UP elections: BJP looks to ride on an invisible alliance of backward castes | assembly-elections$uttarpradesh-2017 | Hindustan Times
Today in New Delhi, India
Aug 21, 2017-Monday
-°C
New Delhi
  • Humidity
    -
  • Wind
    -

UP elections: BJP looks to ride on an invisible alliance of backward castes

If one element of the BJP electoral strategy in west UP rests on religious polarisation, the other more central element across the state rests on consolidation of non-Yadav OBC castes.

assembly elections Updated: Feb 11, 2017 07:26 IST
Prashant Jha
Keshav Prasad Maurya’s status as a representative of Uttar Pradesh’s non-Yadav OBC castes led to his appointment as state BJP president.
Keshav Prasad Maurya’s status as a representative of Uttar Pradesh’s non-Yadav OBC castes led to his appointment as state BJP president.(Prashant Jha/HT Photo)

As BJP’s UP president Keshav Prasad Maurya gets off his chopper in a small kasba in Saharanpur to campaign for party candidate Pradeep Chaudhary, a crowd rushes towards him. And he is taken to a rally venue.

In the next car, Om Pal Singh Saini, who introduces himself as the president of the All India Saini Seva Sangh, says, “This time, BJP has shown us respect: the entire Saini-Maurya-Kushwaha-Kashyap samaj (caste groups) is with BJP because Maurya will be CM.”

If one element of the BJP electoral strategy in west UP rests on religious polarisation, the other more central element across the state rests on consolidation of non-Yadav OBC castes. Except announcing an OBC face as CM candidate, the party has done all that is possible to woo the constituency. And it is paying dividends as these caste groups consolidate behind the party.

The strategy

The first hint of this strategy had come in the Lok Sabha polls - 26 of 28 BJP OBC candidates won.

It then appeared when Maurya, an otherwise unknown first time MP from Phulpur, was handpicked by Amit Shah to become the state party president. He had been close to the VHP supremo Ashok Singhal and but the more obvious qualification was caste. Maurya represented the non-Yadav OBC castes, small and scattered across the state but around 30% when taken together.

It then got reflected in the appointment of district presidents — in Saharanpur, for instance, the head belongs to the Kashyap caste. Over 30 district chiefs are from OBC or SCs .
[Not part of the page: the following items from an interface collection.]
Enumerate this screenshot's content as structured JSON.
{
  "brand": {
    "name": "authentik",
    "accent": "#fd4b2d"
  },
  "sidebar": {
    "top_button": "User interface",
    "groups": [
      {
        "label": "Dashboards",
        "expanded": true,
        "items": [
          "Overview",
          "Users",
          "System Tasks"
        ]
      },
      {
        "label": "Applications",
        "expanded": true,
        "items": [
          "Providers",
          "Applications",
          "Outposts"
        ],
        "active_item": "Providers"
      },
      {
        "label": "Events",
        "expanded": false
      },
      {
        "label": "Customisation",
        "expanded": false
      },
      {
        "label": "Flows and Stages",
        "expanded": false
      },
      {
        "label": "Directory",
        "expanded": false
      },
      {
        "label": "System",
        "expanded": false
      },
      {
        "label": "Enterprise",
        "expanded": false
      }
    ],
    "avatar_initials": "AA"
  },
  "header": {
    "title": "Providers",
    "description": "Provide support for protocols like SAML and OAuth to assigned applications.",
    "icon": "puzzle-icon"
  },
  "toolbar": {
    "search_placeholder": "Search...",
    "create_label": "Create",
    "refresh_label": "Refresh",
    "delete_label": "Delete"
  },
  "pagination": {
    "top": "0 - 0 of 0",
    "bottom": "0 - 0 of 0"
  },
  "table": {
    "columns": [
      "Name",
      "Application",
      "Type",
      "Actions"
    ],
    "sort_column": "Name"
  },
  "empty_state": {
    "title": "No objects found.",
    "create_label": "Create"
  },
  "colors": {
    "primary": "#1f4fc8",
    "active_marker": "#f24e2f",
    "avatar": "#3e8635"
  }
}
And most crucially, it got reflected in ticket distribution. Back in his chopper, Maurya says, “Over 125 OBCs have got tickets. This is the first time BJP has given so many tickets to these groups.”

But when asked why it has not announced an OBC CM face, maybe Maurya himself, he replies, with a smile, “Every BJP worker is a CM face.”

But he adds that so many tickets being given means they will have substantial participation in state’s power structure . The BJP believes this constituency feels unrepresented. “They voted for SP but only one group benefited. Mayawati also privileges only one group. People are angry,” explains Maurya. Unlike Bihar, where Nitish Kumar channeled the aspirations of non-Yadav OBC groups, seething at Yadav domination, there is no such leader in UP. The BJP hopes to fill that gap.

There is history too. Chandra Mohan, a BJP state spokesperson says that in the early 90s, BJP had combined Hindutva with Kalyan Singh as the face— Singh came from the Lodh community, another non Yadav OBC group. This was the period when the party was most successful.

But then OBCs began shifting to SP and BSP. “These castes also are pro- Hindu castes in orientation. We have brought them back this time.”

Read| Assembly polls 2017: It will be a fight for every vote in battlefield UP